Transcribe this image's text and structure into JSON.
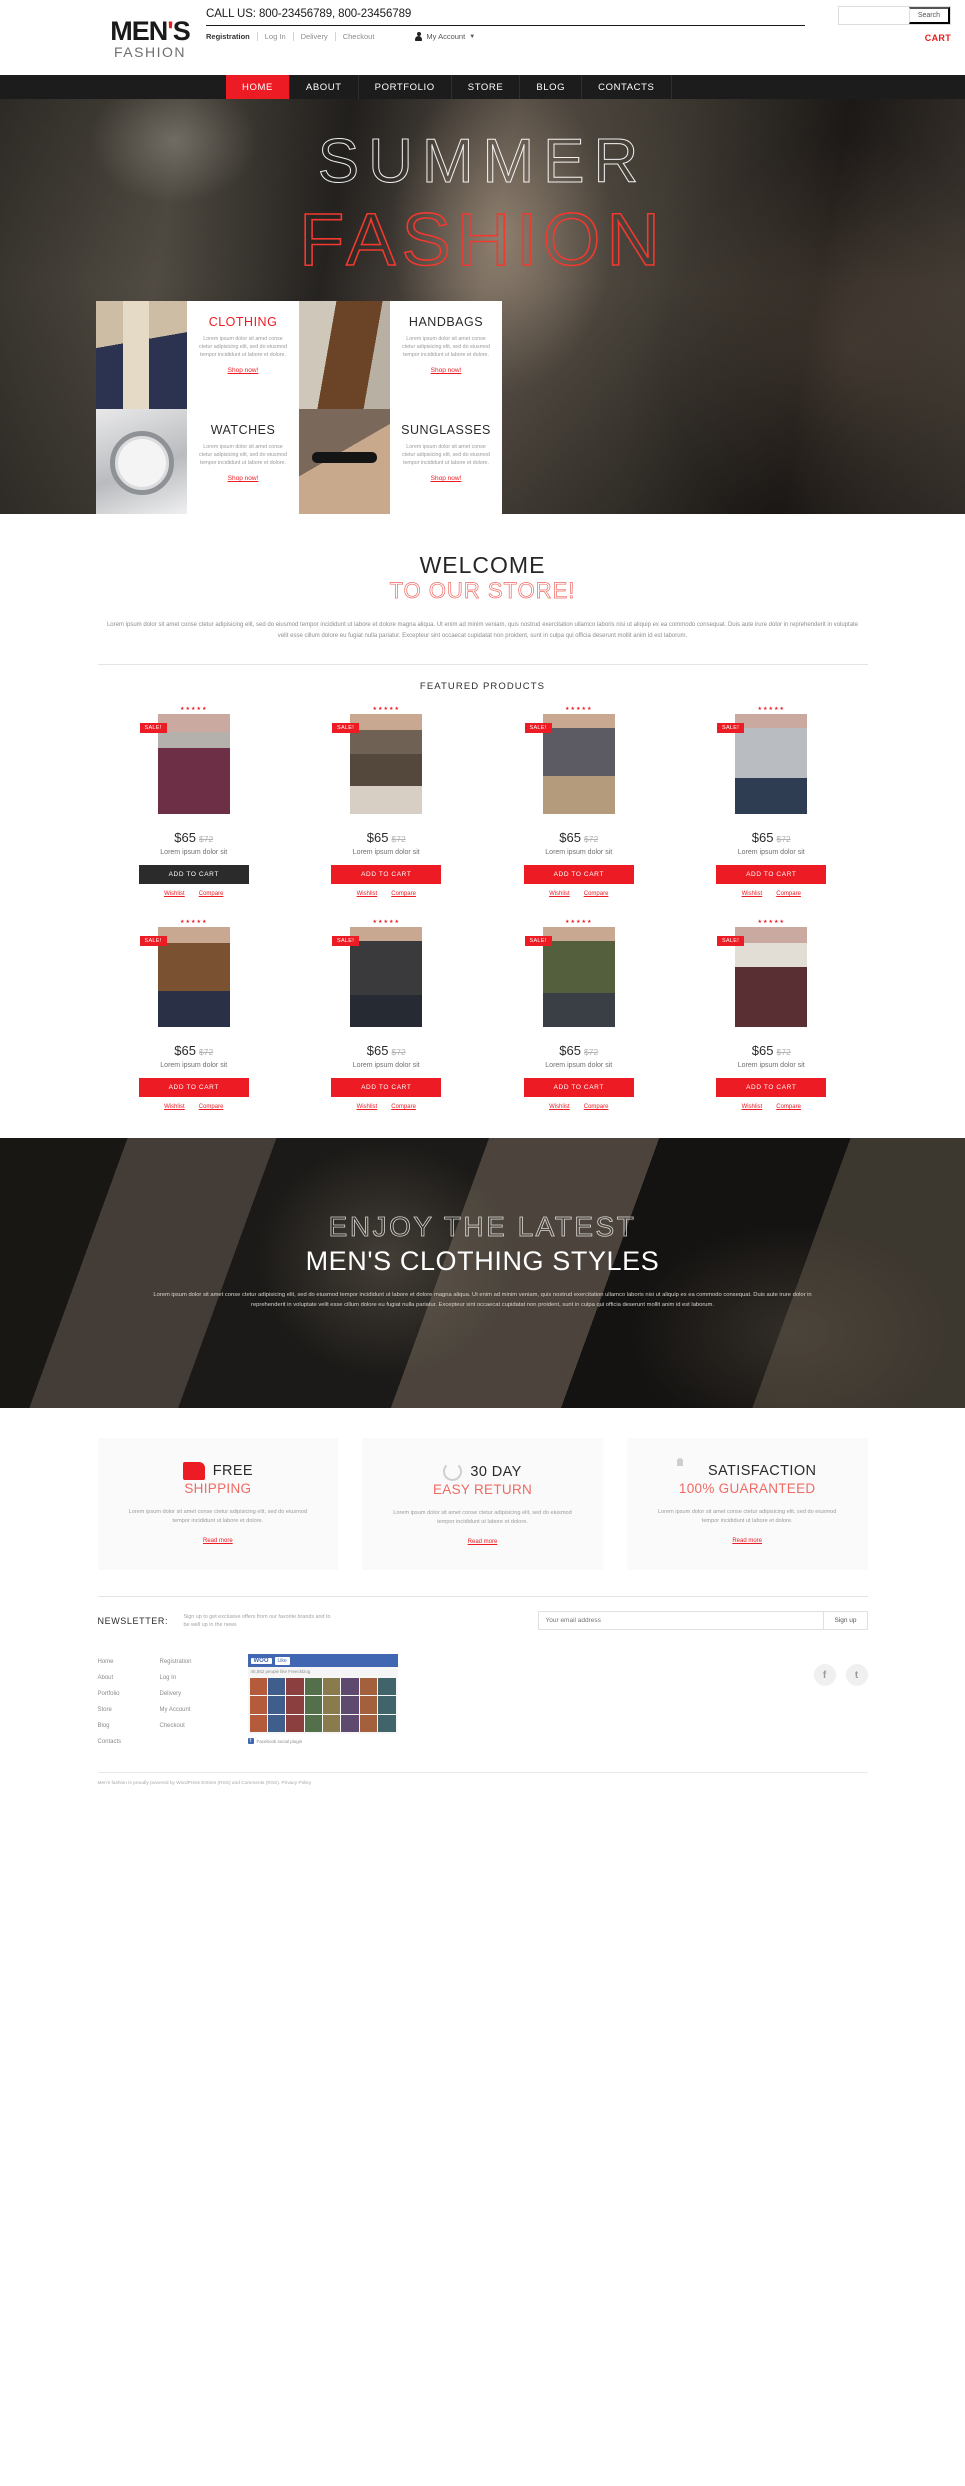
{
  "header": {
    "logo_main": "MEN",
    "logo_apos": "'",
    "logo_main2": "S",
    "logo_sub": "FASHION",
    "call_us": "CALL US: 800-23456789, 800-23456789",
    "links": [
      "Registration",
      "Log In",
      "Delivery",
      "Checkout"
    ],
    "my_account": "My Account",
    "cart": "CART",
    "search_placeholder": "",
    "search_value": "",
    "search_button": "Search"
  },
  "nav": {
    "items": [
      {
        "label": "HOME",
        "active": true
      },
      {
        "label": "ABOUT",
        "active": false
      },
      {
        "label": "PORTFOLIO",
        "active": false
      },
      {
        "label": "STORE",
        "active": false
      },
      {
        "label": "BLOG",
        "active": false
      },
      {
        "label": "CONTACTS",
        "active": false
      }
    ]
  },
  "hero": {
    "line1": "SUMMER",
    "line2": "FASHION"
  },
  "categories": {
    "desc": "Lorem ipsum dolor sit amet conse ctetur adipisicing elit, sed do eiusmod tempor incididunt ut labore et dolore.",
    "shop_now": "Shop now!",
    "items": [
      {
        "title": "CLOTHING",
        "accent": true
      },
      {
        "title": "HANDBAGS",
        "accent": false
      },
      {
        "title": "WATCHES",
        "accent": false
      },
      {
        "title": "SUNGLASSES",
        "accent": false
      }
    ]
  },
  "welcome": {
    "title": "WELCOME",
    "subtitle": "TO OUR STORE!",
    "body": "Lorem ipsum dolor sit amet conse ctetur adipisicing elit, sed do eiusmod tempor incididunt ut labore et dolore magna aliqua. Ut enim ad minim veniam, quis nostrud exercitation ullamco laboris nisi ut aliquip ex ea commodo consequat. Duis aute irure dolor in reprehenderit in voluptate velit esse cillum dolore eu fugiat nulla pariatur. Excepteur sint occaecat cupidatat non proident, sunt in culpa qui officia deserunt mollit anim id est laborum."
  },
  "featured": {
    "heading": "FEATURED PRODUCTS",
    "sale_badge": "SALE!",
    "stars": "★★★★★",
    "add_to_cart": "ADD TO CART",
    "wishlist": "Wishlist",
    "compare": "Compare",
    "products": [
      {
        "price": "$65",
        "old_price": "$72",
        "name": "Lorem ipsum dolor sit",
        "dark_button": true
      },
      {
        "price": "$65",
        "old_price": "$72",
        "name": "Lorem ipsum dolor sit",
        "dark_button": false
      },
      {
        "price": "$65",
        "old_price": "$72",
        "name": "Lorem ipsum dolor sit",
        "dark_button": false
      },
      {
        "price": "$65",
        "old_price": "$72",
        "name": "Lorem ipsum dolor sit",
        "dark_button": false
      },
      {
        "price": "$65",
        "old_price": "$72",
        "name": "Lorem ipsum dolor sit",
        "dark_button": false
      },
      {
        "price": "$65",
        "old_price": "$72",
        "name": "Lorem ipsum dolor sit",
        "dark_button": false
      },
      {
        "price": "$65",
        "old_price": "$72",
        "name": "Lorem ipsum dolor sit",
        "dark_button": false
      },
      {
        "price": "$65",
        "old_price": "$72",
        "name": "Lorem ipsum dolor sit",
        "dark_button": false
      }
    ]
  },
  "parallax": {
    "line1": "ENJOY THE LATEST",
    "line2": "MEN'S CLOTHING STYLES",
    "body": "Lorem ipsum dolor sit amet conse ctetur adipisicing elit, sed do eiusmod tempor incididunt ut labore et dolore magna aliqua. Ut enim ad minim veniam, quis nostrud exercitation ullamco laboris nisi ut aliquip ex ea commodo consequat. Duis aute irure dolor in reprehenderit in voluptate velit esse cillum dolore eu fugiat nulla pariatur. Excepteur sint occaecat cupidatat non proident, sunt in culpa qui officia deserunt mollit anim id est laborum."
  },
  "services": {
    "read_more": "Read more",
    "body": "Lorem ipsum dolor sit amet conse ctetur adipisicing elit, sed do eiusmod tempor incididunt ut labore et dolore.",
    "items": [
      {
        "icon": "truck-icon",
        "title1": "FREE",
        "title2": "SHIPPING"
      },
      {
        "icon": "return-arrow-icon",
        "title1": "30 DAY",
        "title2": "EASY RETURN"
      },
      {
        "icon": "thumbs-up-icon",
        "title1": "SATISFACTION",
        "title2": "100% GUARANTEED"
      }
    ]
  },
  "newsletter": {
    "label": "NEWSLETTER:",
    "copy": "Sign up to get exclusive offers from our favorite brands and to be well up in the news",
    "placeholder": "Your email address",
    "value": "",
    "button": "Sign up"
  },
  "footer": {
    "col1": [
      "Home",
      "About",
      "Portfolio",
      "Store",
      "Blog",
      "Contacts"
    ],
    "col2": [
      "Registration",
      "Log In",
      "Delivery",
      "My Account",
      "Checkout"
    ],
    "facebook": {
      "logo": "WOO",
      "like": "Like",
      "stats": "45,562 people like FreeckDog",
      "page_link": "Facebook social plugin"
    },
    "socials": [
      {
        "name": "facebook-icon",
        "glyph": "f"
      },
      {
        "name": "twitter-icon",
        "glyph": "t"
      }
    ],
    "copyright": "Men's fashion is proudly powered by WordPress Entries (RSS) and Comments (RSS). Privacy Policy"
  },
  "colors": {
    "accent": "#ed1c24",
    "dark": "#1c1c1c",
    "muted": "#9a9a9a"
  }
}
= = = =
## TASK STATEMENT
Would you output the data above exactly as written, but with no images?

## WRITTEN RESPONSE
Transcribe this image's text and structure into JSON.
{
  "header": {
    "logo_main": "MEN",
    "logo_apos": "'",
    "logo_main2": "S",
    "logo_sub": "FASHION",
    "call_us": "CALL US: 800-23456789, 800-23456789",
    "links": [
      "Registration",
      "Log In",
      "Delivery",
      "Checkout"
    ],
    "my_account": "My Account",
    "cart": "CART",
    "search_placeholder": "",
    "search_value": "",
    "search_button": "Search"
  },
  "nav": {
    "items": [
      {
        "label": "HOME",
        "active": true
      },
      {
        "label": "ABOUT",
        "active": false
      },
      {
        "label": "PORTFOLIO",
        "active": false
      },
      {
        "label": "STORE",
        "active": false
      },
      {
        "label": "BLOG",
        "active": false
      },
      {
        "label": "CONTACTS",
        "active": false
      }
    ]
  },
  "hero": {
    "line1": "SUMMER",
    "line2": "FASHION"
  },
  "categories": {
    "desc": "Lorem ipsum dolor sit amet conse ctetur adipisicing elit, sed do eiusmod tempor incididunt ut labore et dolore.",
    "shop_now": "Shop now!",
    "items": [
      {
        "title": "CLOTHING",
        "accent": true
      },
      {
        "title": "HANDBAGS",
        "accent": false
      },
      {
        "title": "WATCHES",
        "accent": false
      },
      {
        "title": "SUNGLASSES",
        "accent": false
      }
    ]
  },
  "welcome": {
    "title": "WELCOME",
    "subtitle": "TO OUR STORE!",
    "body": "Lorem ipsum dolor sit amet conse ctetur adipisicing elit, sed do eiusmod tempor incididunt ut labore et dolore magna aliqua. Ut enim ad minim veniam, quis nostrud exercitation ullamco laboris nisi ut aliquip ex ea commodo consequat. Duis aute irure dolor in reprehenderit in voluptate velit esse cillum dolore eu fugiat nulla pariatur. Excepteur sint occaecat cupidatat non proident, sunt in culpa qui officia deserunt mollit anim id est laborum."
  },
  "featured": {
    "heading": "FEATURED PRODUCTS",
    "sale_badge": "SALE!",
    "stars": "★★★★★",
    "add_to_cart": "ADD TO CART",
    "wishlist": "Wishlist",
    "compare": "Compare",
    "products": [
      {
        "price": "$65",
        "old_price": "$72",
        "name": "Lorem ipsum dolor sit",
        "dark_button": true
      },
      {
        "price": "$65",
        "old_price": "$72",
        "name": "Lorem ipsum dolor sit",
        "dark_button": false
      },
      {
        "price": "$65",
        "old_price": "$72",
        "name": "Lorem ipsum dolor sit",
        "dark_button": false
      },
      {
        "price": "$65",
        "old_price": "$72",
        "name": "Lorem ipsum dolor sit",
        "dark_button": false
      },
      {
        "price": "$65",
        "old_price": "$72",
        "name": "Lorem ipsum dolor sit",
        "dark_button": false
      },
      {
        "price": "$65",
        "old_price": "$72",
        "name": "Lorem ipsum dolor sit",
        "dark_button": false
      },
      {
        "price": "$65",
        "old_price": "$72",
        "name": "Lorem ipsum dolor sit",
        "dark_button": false
      },
      {
        "price": "$65",
        "old_price": "$72",
        "name": "Lorem ipsum dolor sit",
        "dark_button": false
      }
    ]
  },
  "parallax": {
    "line1": "ENJOY THE LATEST",
    "line2": "MEN'S CLOTHING STYLES",
    "body": "Lorem ipsum dolor sit amet conse ctetur adipisicing elit, sed do eiusmod tempor incididunt ut labore et dolore magna aliqua. Ut enim ad minim veniam, quis nostrud exercitation ullamco laboris nisi ut aliquip ex ea commodo consequat. Duis aute irure dolor in reprehenderit in voluptate velit esse cillum dolore eu fugiat nulla pariatur. Excepteur sint occaecat cupidatat non proident, sunt in culpa qui officia deserunt mollit anim id est laborum."
  },
  "services": {
    "read_more": "Read more",
    "body": "Lorem ipsum dolor sit amet conse ctetur adipisicing elit, sed do eiusmod tempor incididunt ut labore et dolore.",
    "items": [
      {
        "icon": "truck-icon",
        "title1": "FREE",
        "title2": "SHIPPING"
      },
      {
        "icon": "return-arrow-icon",
        "title1": "30 DAY",
        "title2": "EASY RETURN"
      },
      {
        "icon": "thumbs-up-icon",
        "title1": "SATISFACTION",
        "title2": "100% GUARANTEED"
      }
    ]
  },
  "newsletter": {
    "label": "NEWSLETTER:",
    "copy": "Sign up to get exclusive offers from our favorite brands and to be well up in the news",
    "placeholder": "Your email address",
    "value": "",
    "button": "Sign up"
  },
  "footer": {
    "col1": [
      "Home",
      "About",
      "Portfolio",
      "Store",
      "Blog",
      "Contacts"
    ],
    "col2": [
      "Registration",
      "Log In",
      "Delivery",
      "My Account",
      "Checkout"
    ],
    "facebook": {
      "logo": "WOO",
      "like": "Like",
      "stats": "45,562 people like FreeckDog",
      "page_link": "Facebook social plugin"
    },
    "socials": [
      {
        "name": "facebook-icon",
        "glyph": "f"
      },
      {
        "name": "twitter-icon",
        "glyph": "t"
      }
    ],
    "copyright": "Men's fashion is proudly powered by WordPress Entries (RSS) and Comments (RSS). Privacy Policy"
  },
  "colors": {
    "accent": "#ed1c24",
    "dark": "#1c1c1c",
    "muted": "#9a9a9a"
  }
}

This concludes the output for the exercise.